In late summer 1998, I visited the world's premier collection of bamboos housed at Quail Botanic Garden in San Diego, and it started me thinking. I was impressed by the attitude of the stewards, volunteers mostly, who make me it their business to cultivate the place: every clump well-defined, runners neatly kempt, all plants labeled. I reveled in the bamboos: huge ones, tiny ones, yellow, purple, and every shade of green on sturdy jointed specimens of the 'world's most useful plant'. But, it was still Bambusa, including B. glaucescens, that nemesis of so many southern gardens. Like Chinese privet, it's an escapee from the days when anything considered slightly exotic got planted without concern for its impact on the plants around it. Our growing conditions are more than ideal for these plants. I truly believe if you excavated the top six inches of all th esoil in the Southeast, most of it would contain the underground runners of privet and bamboo. Sherman did less damage in my opinion, since flora returns quickly after fire, but can disappear altogether when choked out by these aggressive gangsta girls.
So I was torn, appreciating a magnificent collection of plants I have great prejudices against.
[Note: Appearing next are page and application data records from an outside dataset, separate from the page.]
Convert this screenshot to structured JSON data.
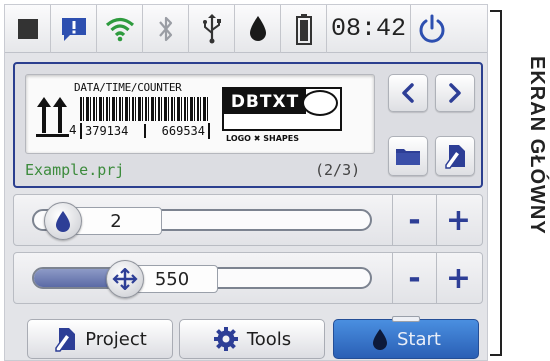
{
  "status_bar": {
    "time": "08:42",
    "icons": [
      "stop-square-icon",
      "alert-message-icon",
      "wifi-icon",
      "bluetooth-icon",
      "usb-icon",
      "ink-drop-icon",
      "battery-icon",
      "power-icon"
    ]
  },
  "project": {
    "label_preview": {
      "header_text": "DATA/TIME/COUNTER",
      "left_number": "4",
      "code_1": "379134",
      "code_2": "669534",
      "logo_text": "DBTXT",
      "logo_caption": "LOGO ✖ SHAPES"
    },
    "file_name": "Example.prj",
    "page_indicator": "(2/3)"
  },
  "sliders": [
    {
      "icon": "ink-drop-icon",
      "value": "2"
    },
    {
      "icon": "arrows-icon",
      "value": "550"
    }
  ],
  "controls": {
    "minus_label": "-",
    "plus_label": "+"
  },
  "bottom_buttons": {
    "project_label": "Project",
    "tools_label": "Tools",
    "start_label": "Start"
  },
  "side_caption": "EKRAN GŁÓWNY",
  "colors": {
    "accent_blue": "#2d3e96",
    "start_blue": "#2a5fb5",
    "file_green": "#3c8b3c",
    "wifi_green": "#2e9b3e"
  }
}
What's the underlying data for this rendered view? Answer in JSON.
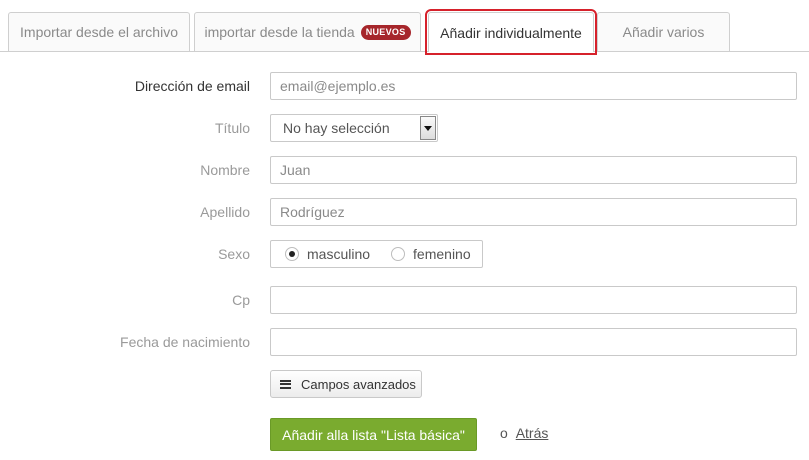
{
  "tabs": [
    {
      "label": "Importar desde el archivo"
    },
    {
      "label": "importar desde la tienda",
      "badge": "NUEVOS"
    },
    {
      "label": "Añadir individualmente",
      "active": true
    },
    {
      "label": "Añadir varios"
    }
  ],
  "form": {
    "email": {
      "label": "Dirección de email",
      "value": "",
      "placeholder": "email@ejemplo.es"
    },
    "title": {
      "label": "Título",
      "selected": "No hay selección"
    },
    "first_name": {
      "label": "Nombre",
      "value": "",
      "placeholder": "Juan"
    },
    "last_name": {
      "label": "Apellido",
      "value": "",
      "placeholder": "Rodríguez"
    },
    "sex": {
      "label": "Sexo",
      "options": [
        "masculino",
        "femenino"
      ],
      "selected": "masculino"
    },
    "zip": {
      "label": "Cp",
      "value": ""
    },
    "birthdate": {
      "label": "Fecha de nacimiento",
      "value": ""
    }
  },
  "advanced_button": "Campos avanzados",
  "submit_button": "Añadir alla lista \"Lista básica\"",
  "or_text": "o",
  "back_link": "Atrás",
  "colors": {
    "accent_green": "#7aab2f",
    "active_tab_outline": "#d6212b",
    "badge": "#a6262b"
  }
}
What's next? A trip to the finest collection of those whitefly condominiums, a forest of green and varigated euonymous??
Herewith, a declaration of sorts: We in the South do things differently -- we say ya'll, eat grits, and consider shoes a winter sort of thing, unless there's a funeral or indoor wedding to attend. If we took traditional garden advice literally (handly gently, make one slice to cut, always include one piece of the crown), we'd never get our hardiest perennials divided. Lucky for us, little of our digging and hacking ever makes it to videotape; as long as the plants grow well, we're ok. These tips for fall perennial care come from many smart gardeners. Since much of this advice sounds like ruthless heresy, no sources will be identified. Try some yourself and feel free to send us your own, we'll keep your secrets, too.
Don't dig up everything: a three year old perennial needs to be dug 1) when it fails to bloom 2) when the clumb is so tightly packed with growth it almost heaves out of the ground 3) when the perennial bullies its companions in the bed by spreading too much.
Some perennials die out in the center and send new plants up on runners around or nearby. Dig up the offsets with a sharp trowel and plane one or two in the middle after you work in what's left of the mother plant.
Dig up the whole clump before you try to divide it, except for old monkey grass or densely vining groundcovers like Vincia Major. With these vigorous (some might say vicious) examples, sharpen your shovel and and chop out sections to replant elsewhere. The remainging plants will fill in over one season. To try and divide these conventionally will result in too many plants and a huge pharmacy bill after you get done at the back doctor.
Pot up any small offsets or divisions and grow on until spring; otherwise they'll likely rot in a wet winter.
Center your attention on the roots and soil; here lies the beating heart of a perennial. Unless the soil crumbles easily, water the day before or at least the morning before you dig.
Dig with a shovel, shake the clump with a forked spade, and use your gloved hand to break it apart (if possible). To grow, each new plant must have some top growth, part of the crown, and some roots.
When it's not possible to break the plants apart, you must cut them, so choose the right tool for the job. Garden shears or kitchen knives may work for some plants, but most of us prefer a sharp machete, cane knife, or folding saw.
Work smart: put the clump on a cart, bench, or table for cutting. Knock off excess soil and always cut away from your body. Don't hold that clump between your knees while sawing away on it!